Yes, I can comprehend. Yes, I could understand guess I can speed read, but it took so much of the enjoyment of reading out. Out of my ability. But now as a writer in a reader, I in order to really get a full comprehension of a book now, I have to listen to it and read it at the same time, I have to do a full immersion so yeah, don’t teach your kids how to speed read just saying just a bad guy. But you know, that was school school. I lived when… I think back to school.
I think of being at the back of the class with a book in front of my face. That’s was my life. That’s the way I lived.
I love school. It was an escape from a home that was confusing and full of a lot of yelling and a lot of hitting and when I was little with my stepdad Louis, and it, It was very difficult and confusing childhood, then the way that I reacted, too much, and Trauma.
No… I’m going to go back a little bit…one of the things, and one of the ways that my infancy was traumatic for not only me, but for the people around me, was that I didn’t like to be touched.
That was as a baby.

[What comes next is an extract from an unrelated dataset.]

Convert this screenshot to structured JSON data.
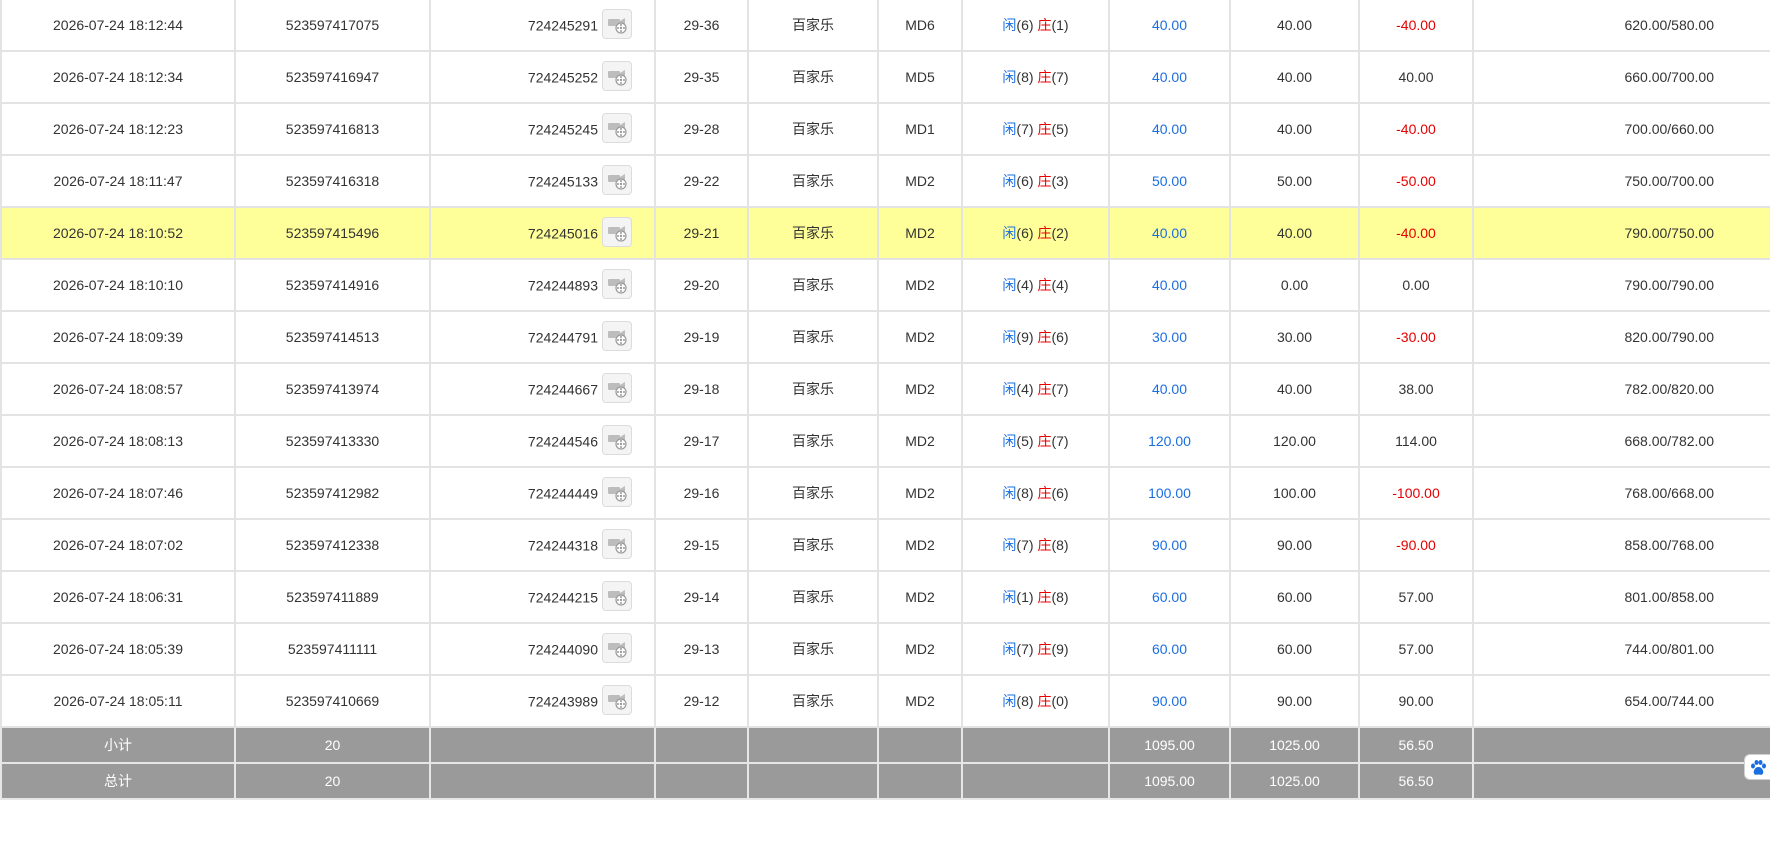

Now, think about that. When you have an infant, how much do you touch that infant? You cuddle them? You try to soothe them. You’re changing their diaper. You’re feeding them.
A lot of touch.
What happens when that infant doesn’t like touch?
Well, that’s exactly what happened to me.
I was an infant who hated to be touched.
Now, the fact that it took 50 for years to go from being an infant that hated to be touched (and by the way, had a lot of other issues as an infant) to a 54 year-old woman, who’s wondering if she is autistic?!
I’m just saying it should not have been a leap that took more than half of a century to make.
Why did it take a half of a century to make this leap? I daresay because I have a vagina.
Plain and simply because I was assigned female at birth, it has taken 54 years to realize– to discover– for other people around me– to assign the diagnosis of autism spectrum disorder to my brain and body because I have a vagina. Because I have a vulva. Because I do not have a penis.
Why does this make my brain want to explode?
I cannot be the only person on this Earth that this type of a situation makes their brain want to explode. All I can say is Maybe with me being open, and honest, and discussing these things that should not have taken a half of a bloody century to discuss. Maybe. If one child who is assigned, female at birth gets a diagnosis that helps them because I was loud, then I did this the right way.
I’m going to end this one here.
Love and lighte. From Maggie Slighte